Down to the last line, set the entries down again exactly.

▼

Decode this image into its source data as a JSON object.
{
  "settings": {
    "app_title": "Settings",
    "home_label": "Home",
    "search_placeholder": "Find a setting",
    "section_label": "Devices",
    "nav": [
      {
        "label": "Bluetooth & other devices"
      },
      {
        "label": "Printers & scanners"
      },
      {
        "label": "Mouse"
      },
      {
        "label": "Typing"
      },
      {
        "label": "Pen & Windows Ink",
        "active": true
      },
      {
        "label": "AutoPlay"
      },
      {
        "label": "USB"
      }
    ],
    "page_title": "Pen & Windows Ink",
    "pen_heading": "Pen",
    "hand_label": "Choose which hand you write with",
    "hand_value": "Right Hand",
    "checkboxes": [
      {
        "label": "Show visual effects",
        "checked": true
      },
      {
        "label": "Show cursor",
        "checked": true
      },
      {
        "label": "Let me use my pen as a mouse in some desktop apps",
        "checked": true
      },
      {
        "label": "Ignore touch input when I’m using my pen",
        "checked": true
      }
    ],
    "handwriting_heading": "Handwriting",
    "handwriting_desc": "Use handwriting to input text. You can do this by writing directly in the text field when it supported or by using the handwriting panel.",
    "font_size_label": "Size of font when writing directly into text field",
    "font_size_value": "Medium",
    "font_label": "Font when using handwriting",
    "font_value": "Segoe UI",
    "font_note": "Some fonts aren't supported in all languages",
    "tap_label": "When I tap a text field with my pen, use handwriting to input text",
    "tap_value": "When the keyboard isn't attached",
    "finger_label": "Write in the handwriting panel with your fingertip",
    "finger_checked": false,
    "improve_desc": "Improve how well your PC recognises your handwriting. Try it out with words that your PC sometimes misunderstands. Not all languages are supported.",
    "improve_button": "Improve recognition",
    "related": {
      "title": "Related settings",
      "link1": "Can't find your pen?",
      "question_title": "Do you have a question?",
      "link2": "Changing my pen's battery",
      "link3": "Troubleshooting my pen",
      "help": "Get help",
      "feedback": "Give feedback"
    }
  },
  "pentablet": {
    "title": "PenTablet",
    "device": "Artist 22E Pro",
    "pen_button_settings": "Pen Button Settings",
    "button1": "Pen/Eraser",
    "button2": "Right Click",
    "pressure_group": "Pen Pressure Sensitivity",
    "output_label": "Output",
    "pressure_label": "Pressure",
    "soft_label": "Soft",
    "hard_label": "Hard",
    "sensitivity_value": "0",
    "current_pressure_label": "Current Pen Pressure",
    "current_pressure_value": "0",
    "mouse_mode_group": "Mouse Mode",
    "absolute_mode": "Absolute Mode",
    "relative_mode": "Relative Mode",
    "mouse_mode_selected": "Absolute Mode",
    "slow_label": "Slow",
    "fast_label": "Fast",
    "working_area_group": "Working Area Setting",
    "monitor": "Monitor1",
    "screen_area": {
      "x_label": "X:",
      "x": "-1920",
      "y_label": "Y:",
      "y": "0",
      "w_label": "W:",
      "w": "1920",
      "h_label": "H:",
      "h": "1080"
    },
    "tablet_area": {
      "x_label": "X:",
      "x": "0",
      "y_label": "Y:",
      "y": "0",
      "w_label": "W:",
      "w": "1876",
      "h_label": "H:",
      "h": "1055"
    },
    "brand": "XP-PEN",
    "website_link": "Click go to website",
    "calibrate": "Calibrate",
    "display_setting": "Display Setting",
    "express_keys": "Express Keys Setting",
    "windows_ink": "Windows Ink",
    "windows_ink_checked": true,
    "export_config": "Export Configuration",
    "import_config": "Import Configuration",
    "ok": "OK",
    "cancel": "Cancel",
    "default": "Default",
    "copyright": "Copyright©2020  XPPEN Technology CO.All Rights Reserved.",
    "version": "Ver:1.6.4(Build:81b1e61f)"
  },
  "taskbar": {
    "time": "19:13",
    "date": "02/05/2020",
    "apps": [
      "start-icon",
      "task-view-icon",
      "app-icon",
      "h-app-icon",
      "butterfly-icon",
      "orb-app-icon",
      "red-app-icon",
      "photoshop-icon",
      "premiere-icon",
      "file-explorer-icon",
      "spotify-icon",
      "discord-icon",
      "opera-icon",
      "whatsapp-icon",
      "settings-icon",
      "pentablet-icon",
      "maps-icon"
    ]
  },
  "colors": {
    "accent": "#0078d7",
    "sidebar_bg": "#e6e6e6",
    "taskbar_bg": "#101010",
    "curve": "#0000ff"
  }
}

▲

-- Result --
Decode this image into its source data as a JSON object.
{
  "settings": {
    "app_title": "Settings",
    "home_label": "Home",
    "search_placeholder": "Find a setting",
    "section_label": "Devices",
    "nav": [
      {
        "label": "Bluetooth & other devices"
      },
      {
        "label": "Printers & scanners"
      },
      {
        "label": "Mouse"
      },
      {
        "label": "Typing"
      },
      {
        "label": "Pen & Windows Ink",
        "active": true
      },
      {
        "label": "AutoPlay"
      },
      {
        "label": "USB"
      }
    ],
    "page_title": "Pen & Windows Ink",
    "pen_heading": "Pen",
    "hand_label": "Choose which hand you write with",
    "hand_value": "Right Hand",
    "checkboxes": [
      {
        "label": "Show visual effects",
        "checked": true
      },
      {
        "label": "Show cursor",
        "checked": true
      },
      {
        "label": "Let me use my pen as a mouse in some desktop apps",
        "checked": true
      },
      {
        "label": "Ignore touch input when I’m using my pen",
        "checked": true
      }
    ],
    "handwriting_heading": "Handwriting",
    "handwriting_desc": "Use handwriting to input text. You can do this by writing directly in the text field when it supported or by using the handwriting panel.",
    "font_size_label": "Size of font when writing directly into text field",
    "font_size_value": "Medium",
    "font_label": "Font when using handwriting",
    "font_value": "Segoe UI",
    "font_note": "Some fonts aren't supported in all languages",
    "tap_label": "When I tap a text field with my pen, use handwriting to input text",
    "tap_value": "When the keyboard isn't attached",
    "finger_label": "Write in the handwriting panel with your fingertip",
    "finger_checked": false,
    "improve_desc": "Improve how well your PC recognises your handwriting. Try it out with words that your PC sometimes misunderstands. Not all languages are supported.",
    "improve_button": "Improve recognition",
    "related": {
      "title": "Related settings",
      "link1": "Can't find your pen?",
      "question_title": "Do you have a question?",
      "link2": "Changing my pen's battery",
      "link3": "Troubleshooting my pen",
      "help": "Get help",
      "feedback": "Give feedback"
    }
  },
  "pentablet": {
    "title": "PenTablet",
    "device": "Artist 22E Pro",
    "pen_button_settings": "Pen Button Settings",
    "button1": "Pen/Eraser",
    "button2": "Right Click",
    "pressure_group": "Pen Pressure Sensitivity",
    "output_label": "Output",
    "pressure_label": "Pressure",
    "soft_label": "Soft",
    "hard_label": "Hard",
    "sensitivity_value": "0",
    "current_pressure_label": "Current Pen Pressure",
    "current_pressure_value": "0",
    "mouse_mode_group": "Mouse Mode",
    "absolute_mode": "Absolute Mode",
    "relative_mode": "Relative Mode",
    "mouse_mode_selected": "Absolute Mode",
    "slow_label": "Slow",
    "fast_label": "Fast",
    "working_area_group": "Working Area Setting",
    "monitor": "Monitor1",
    "screen_area": {
      "x_label": "X:",
      "x": "-1920",
      "y_label": "Y:",
      "y": "0",
      "w_label": "W:",
      "w": "1920",
      "h_label": "H:",
      "h": "1080"
    },
    "tablet_area": {
      "x_label": "X:",
      "x": "0",
      "y_label": "Y:",
      "y": "0",
      "w_label": "W:",
      "w": "1876",
      "h_label": "H:",
      "h": "1055"
    },
    "brand": "XP-PEN",
    "website_link": "Click go to website",
    "calibrate": "Calibrate",
    "display_setting": "Display Setting",
    "express_keys": "Express Keys Setting",
    "windows_ink": "Windows Ink",
    "windows_ink_checked": true,
    "export_config": "Export Configuration",
    "import_config": "Import Configuration",
    "ok": "OK",
    "cancel": "Cancel",
    "default": "Default",
    "copyright": "Copyright©2020  XPPEN Technology CO.All Rights Reserved.",
    "version": "Ver:1.6.4(Build:81b1e61f)"
  },
  "taskbar": {
    "time": "19:13",
    "date": "02/05/2020",
    "apps": [
      "start-icon",
      "task-view-icon",
      "app-icon",
      "h-app-icon",
      "butterfly-icon",
      "orb-app-icon",
      "red-app-icon",
      "photoshop-icon",
      "premiere-icon",
      "file-explorer-icon",
      "spotify-icon",
      "discord-icon",
      "opera-icon",
      "whatsapp-icon",
      "settings-icon",
      "pentablet-icon",
      "maps-icon"
    ]
  },
  "colors": {
    "accent": "#0078d7",
    "sidebar_bg": "#e6e6e6",
    "taskbar_bg": "#101010",
    "curve": "#0000ff"
  }
}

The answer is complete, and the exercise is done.